The first of the family to make violins was Andrea Amati, who lived in the 14th century. He was succeeded by his sons, Antonio and Girolama. In turn, they were succeeded by Girolama’s son, Nicolo. Nicolo had a few students who achieved fame making musical instruments as well. One was his own son, Girolamo, and another, the infamous Antonio Stradivari.
30. ___ grigio (wine) : PINOT
Pinot grigio is the Italian name for wine made from the Pinot gris grape. The Pinot gris grape (used for white wine) is thought to have mutated from the Pinot noir grape (used for delicious red wine). Pinot is the French word for “pine cone”, a name which the vine might have earned because the grapes tend to form in small clusters that are shaped somewhat like a pine cone.
31. Muse of love poetry : ERATO
In Greek mythology, the muses are the goddesses who inspire the creation of literature and the arts. The number of muses seems to be debated a lot, but the most popular view is that there are nine:
Calliope (epic poetry)
Erato (lyric/love poetry)
Polyhymnia (choral poetry)
32. Israel’s Yitzhak : RABIN
Yitzhak Rabin was the fifth Prime Minister of Israel, and the first Prime Minister to have been born in the relatively young state of Israel. Rabin was a signatory of the Oslo Accords in 1993, along with PLO Chairman Yasser, and US President Bill Clinton. Sadly, this led to his death as he was assassinated two years later by right-wing radical who opposed the Accords.
34. Willow whose twigs are used in basketry : OSIER
Most willows (trees and shrubs of the genus Salix) are called just that, willows. Some of the broad-leaved shrub varieties are called sallow, and the narrow-leaved shrubs are called osier.
35. F.D.R. veep John ___ Garner : NANCE
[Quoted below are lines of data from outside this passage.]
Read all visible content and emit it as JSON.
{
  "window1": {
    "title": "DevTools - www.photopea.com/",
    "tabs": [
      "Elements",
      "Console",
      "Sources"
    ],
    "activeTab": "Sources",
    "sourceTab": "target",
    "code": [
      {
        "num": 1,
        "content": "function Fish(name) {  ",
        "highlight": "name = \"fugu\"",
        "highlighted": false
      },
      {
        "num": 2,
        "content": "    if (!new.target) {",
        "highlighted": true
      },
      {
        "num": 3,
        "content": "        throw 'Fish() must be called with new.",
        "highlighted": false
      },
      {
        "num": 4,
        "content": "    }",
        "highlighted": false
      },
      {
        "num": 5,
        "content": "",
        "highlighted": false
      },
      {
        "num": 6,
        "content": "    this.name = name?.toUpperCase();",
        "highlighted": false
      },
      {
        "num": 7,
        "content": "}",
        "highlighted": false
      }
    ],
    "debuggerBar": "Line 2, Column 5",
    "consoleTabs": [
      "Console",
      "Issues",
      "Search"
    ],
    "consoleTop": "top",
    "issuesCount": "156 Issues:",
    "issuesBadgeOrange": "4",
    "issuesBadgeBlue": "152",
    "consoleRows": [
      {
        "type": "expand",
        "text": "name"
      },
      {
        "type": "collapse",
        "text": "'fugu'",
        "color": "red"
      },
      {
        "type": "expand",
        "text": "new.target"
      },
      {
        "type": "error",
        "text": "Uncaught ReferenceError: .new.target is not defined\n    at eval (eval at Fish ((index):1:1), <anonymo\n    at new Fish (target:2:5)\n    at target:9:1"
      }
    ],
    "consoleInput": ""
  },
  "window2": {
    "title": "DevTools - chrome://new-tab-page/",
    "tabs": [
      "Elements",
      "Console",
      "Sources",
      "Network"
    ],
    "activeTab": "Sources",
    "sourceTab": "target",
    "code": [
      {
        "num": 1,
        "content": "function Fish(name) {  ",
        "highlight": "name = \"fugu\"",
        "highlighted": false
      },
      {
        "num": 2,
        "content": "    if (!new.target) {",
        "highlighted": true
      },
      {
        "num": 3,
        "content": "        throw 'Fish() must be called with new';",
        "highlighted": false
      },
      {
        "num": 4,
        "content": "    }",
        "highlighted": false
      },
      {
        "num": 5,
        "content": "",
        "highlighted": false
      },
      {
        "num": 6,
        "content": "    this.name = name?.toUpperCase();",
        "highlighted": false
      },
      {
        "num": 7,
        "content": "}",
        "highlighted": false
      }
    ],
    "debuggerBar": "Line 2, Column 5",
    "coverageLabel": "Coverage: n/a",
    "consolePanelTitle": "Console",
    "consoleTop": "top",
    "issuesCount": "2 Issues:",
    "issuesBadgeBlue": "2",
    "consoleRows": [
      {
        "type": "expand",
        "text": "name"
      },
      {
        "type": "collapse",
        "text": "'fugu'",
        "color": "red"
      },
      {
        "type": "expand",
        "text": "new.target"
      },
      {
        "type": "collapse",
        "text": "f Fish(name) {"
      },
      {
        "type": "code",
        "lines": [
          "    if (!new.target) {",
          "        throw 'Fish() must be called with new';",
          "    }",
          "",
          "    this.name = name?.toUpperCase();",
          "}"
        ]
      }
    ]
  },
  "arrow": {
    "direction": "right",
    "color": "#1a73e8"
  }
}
John Nance Garner was Speaker of the House when he ran against New York Governor, Franklyn Roosevelt for the nomination for the presidential race in 1932. When it was clear that Roosevelt was to win the nomination, he cut a deal with FDR and joined the ticket as candidate for Vice President. When the two Democrats won, they were sworn into office on March 4, 1933. As Garner was still Speaker of the House at the time, he is the only person to have held the office of Speaker and Vice President on the same day.
50. Hitler started it: Abbr. : WWII
I think that most people hold the view that WWII started on September 1, 1939 when Germany invaded Poland, with Britain and France declaring war on Germany two days later.
51. Top dog : HONCHO
A honcho is a slang term for a leader or manager. It comes to us from Japanese, where a “hancho” is a squad (han) leader (cho).
55. Popular steak sauce : A ONE
The original A1 steak sauce comes from a recipe created for King George IV of England, by one of his personal chefs. King George declared ti to be “A1”, and the rest is history.
59. “___ kleine Nachtmusik” : EINE
Mozart’s Serenade No. 13 for strings in G major, is better known as “Eine Kleine Nachtmusik”, which translates into “a little serenade”. Often the more literal English translation of “a little night music” is used. It is a delightful piece in four, very recognizable movements, although there is much debate about a “lost” fifth movement.
60. Thing on a cowboy’s boot : SPUR
And that pointed wheel on a spur, which digs into the side of the poor horse, that’s called a rowel.
62. Hawaiian instruments, informally : UKES
The ukulele originated in the 1800s, and mimicked a small guitar brought to the Hawaiian Islands by Portuguese immigrants.
64. Sicily’s Mt. ___ : ETNA
Mt. Etna is the largest of three active volcanoes in Italy, about 2 1/2 times the height of its equally famous sister, Mt Vesuvius.